Reproduce the data below in full. Nothing should differ from the original.

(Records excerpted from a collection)
* * * * * * *

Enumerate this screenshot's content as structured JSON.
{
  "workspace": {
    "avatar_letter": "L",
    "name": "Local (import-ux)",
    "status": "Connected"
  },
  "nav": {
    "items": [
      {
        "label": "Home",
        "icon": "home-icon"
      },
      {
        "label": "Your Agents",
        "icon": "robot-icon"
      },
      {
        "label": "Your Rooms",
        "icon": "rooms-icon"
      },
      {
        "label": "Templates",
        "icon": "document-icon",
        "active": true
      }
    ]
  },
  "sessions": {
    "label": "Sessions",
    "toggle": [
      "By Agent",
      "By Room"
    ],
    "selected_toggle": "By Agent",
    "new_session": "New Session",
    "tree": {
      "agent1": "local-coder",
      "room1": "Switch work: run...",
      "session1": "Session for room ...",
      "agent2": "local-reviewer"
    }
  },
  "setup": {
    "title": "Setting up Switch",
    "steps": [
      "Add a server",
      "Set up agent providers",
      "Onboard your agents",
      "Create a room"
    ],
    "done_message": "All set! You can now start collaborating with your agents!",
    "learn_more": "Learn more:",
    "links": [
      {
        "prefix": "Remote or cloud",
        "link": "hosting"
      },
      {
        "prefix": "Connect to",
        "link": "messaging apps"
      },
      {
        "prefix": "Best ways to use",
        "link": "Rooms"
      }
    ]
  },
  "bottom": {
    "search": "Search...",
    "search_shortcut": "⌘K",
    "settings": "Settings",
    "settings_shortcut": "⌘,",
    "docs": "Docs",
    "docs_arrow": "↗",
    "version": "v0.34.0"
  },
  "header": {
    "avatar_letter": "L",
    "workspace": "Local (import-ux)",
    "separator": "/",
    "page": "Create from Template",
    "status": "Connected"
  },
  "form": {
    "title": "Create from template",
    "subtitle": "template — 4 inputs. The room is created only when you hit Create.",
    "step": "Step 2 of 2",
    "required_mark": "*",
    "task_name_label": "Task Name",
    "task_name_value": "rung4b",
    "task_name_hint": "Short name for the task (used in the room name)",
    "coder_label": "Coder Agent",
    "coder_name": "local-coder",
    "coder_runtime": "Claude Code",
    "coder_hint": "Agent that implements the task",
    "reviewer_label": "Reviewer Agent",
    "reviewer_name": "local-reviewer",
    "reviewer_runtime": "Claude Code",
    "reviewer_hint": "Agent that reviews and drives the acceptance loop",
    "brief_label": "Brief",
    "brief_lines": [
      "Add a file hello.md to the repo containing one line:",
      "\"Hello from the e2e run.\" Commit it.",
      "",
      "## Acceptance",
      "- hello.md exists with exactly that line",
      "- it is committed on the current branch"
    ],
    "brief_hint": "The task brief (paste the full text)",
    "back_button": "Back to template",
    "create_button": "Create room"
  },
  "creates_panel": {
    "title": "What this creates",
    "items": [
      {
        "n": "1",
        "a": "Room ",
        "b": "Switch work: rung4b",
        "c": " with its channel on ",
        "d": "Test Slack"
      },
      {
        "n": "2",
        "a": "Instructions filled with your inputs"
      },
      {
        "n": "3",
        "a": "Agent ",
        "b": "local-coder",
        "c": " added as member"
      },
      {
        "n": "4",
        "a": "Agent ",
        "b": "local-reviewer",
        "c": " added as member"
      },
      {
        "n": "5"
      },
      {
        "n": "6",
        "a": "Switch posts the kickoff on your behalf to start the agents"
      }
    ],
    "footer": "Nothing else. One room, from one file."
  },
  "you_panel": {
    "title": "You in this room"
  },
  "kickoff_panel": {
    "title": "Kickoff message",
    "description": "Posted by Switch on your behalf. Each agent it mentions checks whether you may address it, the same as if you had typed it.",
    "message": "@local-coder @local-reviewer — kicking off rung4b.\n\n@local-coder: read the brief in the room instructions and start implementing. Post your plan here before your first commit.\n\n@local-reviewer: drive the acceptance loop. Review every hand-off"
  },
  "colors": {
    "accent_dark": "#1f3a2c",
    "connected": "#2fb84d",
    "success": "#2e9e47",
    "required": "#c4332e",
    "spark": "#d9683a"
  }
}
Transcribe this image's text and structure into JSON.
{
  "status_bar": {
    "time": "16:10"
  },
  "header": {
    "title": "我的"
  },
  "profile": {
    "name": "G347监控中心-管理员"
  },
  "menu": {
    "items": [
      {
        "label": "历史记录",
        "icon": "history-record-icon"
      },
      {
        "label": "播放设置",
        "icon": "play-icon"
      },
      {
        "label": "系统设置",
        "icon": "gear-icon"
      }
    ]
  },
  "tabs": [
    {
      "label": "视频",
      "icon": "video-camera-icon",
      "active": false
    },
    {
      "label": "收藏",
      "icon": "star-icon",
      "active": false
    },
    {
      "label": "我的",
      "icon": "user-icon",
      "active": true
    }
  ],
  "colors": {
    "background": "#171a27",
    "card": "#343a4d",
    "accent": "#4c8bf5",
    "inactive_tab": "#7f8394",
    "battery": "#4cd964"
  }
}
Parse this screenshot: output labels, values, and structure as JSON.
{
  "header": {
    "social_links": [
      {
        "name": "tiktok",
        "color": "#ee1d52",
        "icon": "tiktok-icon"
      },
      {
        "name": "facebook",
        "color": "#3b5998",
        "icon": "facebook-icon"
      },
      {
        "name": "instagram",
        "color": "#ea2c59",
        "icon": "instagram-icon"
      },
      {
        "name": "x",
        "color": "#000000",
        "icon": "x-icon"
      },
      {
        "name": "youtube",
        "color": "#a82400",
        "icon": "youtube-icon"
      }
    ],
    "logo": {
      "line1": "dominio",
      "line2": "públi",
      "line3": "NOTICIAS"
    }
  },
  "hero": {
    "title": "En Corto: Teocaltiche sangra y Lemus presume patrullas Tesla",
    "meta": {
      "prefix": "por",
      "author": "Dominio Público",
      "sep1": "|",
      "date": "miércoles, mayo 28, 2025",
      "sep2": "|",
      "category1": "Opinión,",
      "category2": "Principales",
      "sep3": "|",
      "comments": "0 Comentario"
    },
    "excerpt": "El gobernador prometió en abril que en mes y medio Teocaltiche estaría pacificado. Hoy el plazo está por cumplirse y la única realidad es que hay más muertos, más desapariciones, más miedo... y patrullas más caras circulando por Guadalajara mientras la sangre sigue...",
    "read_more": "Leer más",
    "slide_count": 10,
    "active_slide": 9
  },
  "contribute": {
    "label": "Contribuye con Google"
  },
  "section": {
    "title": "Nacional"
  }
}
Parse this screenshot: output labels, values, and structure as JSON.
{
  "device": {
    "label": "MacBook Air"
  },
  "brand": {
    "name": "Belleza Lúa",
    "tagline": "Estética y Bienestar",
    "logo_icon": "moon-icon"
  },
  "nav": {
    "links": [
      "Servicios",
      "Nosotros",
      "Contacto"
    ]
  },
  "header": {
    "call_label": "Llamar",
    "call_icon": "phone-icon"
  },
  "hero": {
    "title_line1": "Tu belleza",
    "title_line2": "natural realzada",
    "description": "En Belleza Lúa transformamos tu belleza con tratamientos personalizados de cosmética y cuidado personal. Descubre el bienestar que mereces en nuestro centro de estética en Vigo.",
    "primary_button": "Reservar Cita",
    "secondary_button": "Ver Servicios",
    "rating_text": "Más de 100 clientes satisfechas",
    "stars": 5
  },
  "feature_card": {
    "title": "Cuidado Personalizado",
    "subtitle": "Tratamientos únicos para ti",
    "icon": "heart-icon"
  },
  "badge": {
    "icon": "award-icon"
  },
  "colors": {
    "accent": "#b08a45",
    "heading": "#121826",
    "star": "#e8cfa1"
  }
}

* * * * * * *

◆ **EXERCISE OUTPUT**:
Enumerate this screenshot's content as structured JSON.
{
  "workspace": {
    "avatar_letter": "L",
    "name": "Local (import-ux)",
    "status": "Connected"
  },
  "nav": {
    "items": [
      {
        "label": "Home",
        "icon": "home-icon"
      },
      {
        "label": "Your Agents",
        "icon": "robot-icon"
      },
      {
        "label": "Your Rooms",
        "icon": "rooms-icon"
      },
      {
        "label": "Templates",
        "icon": "document-icon",
        "active": true
      }
    ]
  },
  "sessions": {
    "label": "Sessions",
    "toggle": [
      "By Agent",
      "By Room"
    ],
    "selected_toggle": "By Agent",
    "new_session": "New Session",
    "tree": {
      "agent1": "local-coder",
      "room1": "Switch work: run...",
      "session1": "Session for room ...",
      "agent2": "local-reviewer"
    }
  },
  "setup": {
    "title": "Setting up Switch",
    "steps": [
      "Add a server",
      "Set up agent providers",
      "Onboard your agents",
      "Create a room"
    ],
    "done_message": "All set! You can now start collaborating with your agents!",
    "learn_more": "Learn more:",
    "links": [
      {
        "prefix": "Remote or cloud",
        "link": "hosting"
      },
      {
        "prefix": "Connect to",
        "link": "messaging apps"
      },
      {
        "prefix": "Best ways to use",
        "link": "Rooms"
      }
    ]
  },
  "bottom": {
    "search": "Search...",
    "search_shortcut": "⌘K",
    "settings": "Settings",
    "settings_shortcut": "⌘,",
    "docs": "Docs",
    "docs_arrow": "↗",
    "version": "v0.34.0"
  },
  "header": {
    "avatar_letter": "L",
    "workspace": "Local (import-ux)",
    "separator": "/",
    "page": "Create from Template",
    "status": "Connected"
  },
  "form": {
    "title": "Create from template",
    "subtitle": "template — 4 inputs. The room is created only when you hit Create.",
    "step": "Step 2 of 2",
    "required_mark": "*",
    "task_name_label": "Task Name",
    "task_name_value": "rung4b",
    "task_name_hint": "Short name for the task (used in the room name)",
    "coder_label": "Coder Agent",
    "coder_name": "local-coder",
    "coder_runtime": "Claude Code",
    "coder_hint": "Agent that implements the task",
    "reviewer_label": "Reviewer Agent",
    "reviewer_name": "local-reviewer",
    "reviewer_runtime": "Claude Code",
    "reviewer_hint": "Agent that reviews and drives the acceptance loop",
    "brief_label": "Brief",
    "brief_lines": [
      "Add a file hello.md to the repo containing one line:",
      "\"Hello from the e2e run.\" Commit it.",
      "",
      "## Acceptance",
      "- hello.md exists with exactly that line",
      "- it is committed on the current branch"
    ],
    "brief_hint": "The task brief (paste the full text)",
    "back_button": "Back to template",
    "create_button": "Create room"
  },
  "creates_panel": {
    "title": "What this creates",
    "items": [
      {
        "n": "1",
        "a": "Room ",
        "b": "Switch work: rung4b",
        "c": " with its channel on ",
        "d": "Test Slack"
      },
      {
        "n": "2",
        "a": "Instructions filled with your inputs"
      },
      {
        "n": "3",
        "a": "Agent ",
        "b": "local-coder",
        "c": " added as member"
      },
      {
        "n": "4",
        "a": "Agent ",
        "b": "local-reviewer",
        "c": " added as member"
      },
      {
        "n": "5"
      },
      {
        "n": "6",
        "a": "Switch posts the kickoff on your behalf to start the agents"
      }
    ],
    "footer": "Nothing else. One room, from one file."
  },
  "you_panel": {
    "title": "You in this room"
  },
  "kickoff_panel": {
    "title": "Kickoff message",
    "description": "Posted by Switch on your behalf. Each agent it mentions checks whether you may address it, the same as if you had typed it.",
    "message": "@local-coder @local-reviewer — kicking off rung4b.\n\n@local-coder: read the brief in the room instructions and start implementing. Post your plan here before your first commit.\n\n@local-reviewer: drive the acceptance loop. Review every hand-off"
  },
  "colors": {
    "accent_dark": "#1f3a2c",
    "connected": "#2fb84d",
    "success": "#2e9e47",
    "required": "#c4332e",
    "spark": "#d9683a"
  }
}
Transcribe this image's text and structure into JSON.
{
  "status_bar": {
    "time": "16:10"
  },
  "header": {
    "title": "我的"
  },
  "profile": {
    "name": "G347监控中心-管理员"
  },
  "menu": {
    "items": [
      {
        "label": "历史记录",
        "icon": "history-record-icon"
      },
      {
        "label": "播放设置",
        "icon": "play-icon"
      },
      {
        "label": "系统设置",
        "icon": "gear-icon"
      }
    ]
  },
  "tabs": [
    {
      "label": "视频",
      "icon": "video-camera-icon",
      "active": false
    },
    {
      "label": "收藏",
      "icon": "star-icon",
      "active": false
    },
    {
      "label": "我的",
      "icon": "user-icon",
      "active": true
    }
  ],
  "colors": {
    "background": "#171a27",
    "card": "#343a4d",
    "accent": "#4c8bf5",
    "inactive_tab": "#7f8394",
    "battery": "#4cd964"
  }
}
Parse this screenshot: output labels, values, and structure as JSON.
{
  "header": {
    "social_links": [
      {
        "name": "tiktok",
        "color": "#ee1d52",
        "icon": "tiktok-icon"
      },
      {
        "name": "facebook",
        "color": "#3b5998",
        "icon": "facebook-icon"
      },
      {
        "name": "instagram",
        "color": "#ea2c59",
        "icon": "instagram-icon"
      },
      {
        "name": "x",
        "color": "#000000",
        "icon": "x-icon"
      },
      {
        "name": "youtube",
        "color": "#a82400",
        "icon": "youtube-icon"
      }
    ],
    "logo": {
      "line1": "dominio",
      "line2": "públi",
      "line3": "NOTICIAS"
    }
  },
  "hero": {
    "title": "En Corto: Teocaltiche sangra y Lemus presume patrullas Tesla",
    "meta": {
      "prefix": "por",
      "author": "Dominio Público",
      "sep1": "|",
      "date": "miércoles, mayo 28, 2025",
      "sep2": "|",
      "category1": "Opinión,",
      "category2": "Principales",
      "sep3": "|",
      "comments": "0 Comentario"
    },
    "excerpt": "El gobernador prometió en abril que en mes y medio Teocaltiche estaría pacificado. Hoy el plazo está por cumplirse y la única realidad es que hay más muertos, más desapariciones, más miedo... y patrullas más caras circulando por Guadalajara mientras la sangre sigue...",
    "read_more": "Leer más",
    "slide_count": 10,
    "active_slide": 9
  },
  "contribute": {
    "label": "Contribuye con Google"
  },
  "section": {
    "title": "Nacional"
  }
}
Parse this screenshot: output labels, values, and structure as JSON.
{
  "device": {
    "label": "MacBook Air"
  },
  "brand": {
    "name": "Belleza Lúa",
    "tagline": "Estética y Bienestar",
    "logo_icon": "moon-icon"
  },
  "nav": {
    "links": [
      "Servicios",
      "Nosotros",
      "Contacto"
    ]
  },
  "header": {
    "call_label": "Llamar",
    "call_icon": "phone-icon"
  },
  "hero": {
    "title_line1": "Tu belleza",
    "title_line2": "natural realzada",
    "description": "En Belleza Lúa transformamos tu belleza con tratamientos personalizados de cosmética y cuidado personal. Descubre el bienestar que mereces en nuestro centro de estética en Vigo.",
    "primary_button": "Reservar Cita",
    "secondary_button": "Ver Servicios",
    "rating_text": "Más de 100 clientes satisfechas",
    "stars": 5
  },
  "feature_card": {
    "title": "Cuidado Personalizado",
    "subtitle": "Tratamientos únicos para ti",
    "icon": "heart-icon"
  },
  "badge": {
    "icon": "award-icon"
  },
  "colors": {
    "accent": "#b08a45",
    "heading": "#121826",
    "star": "#e8cfa1"
  }
}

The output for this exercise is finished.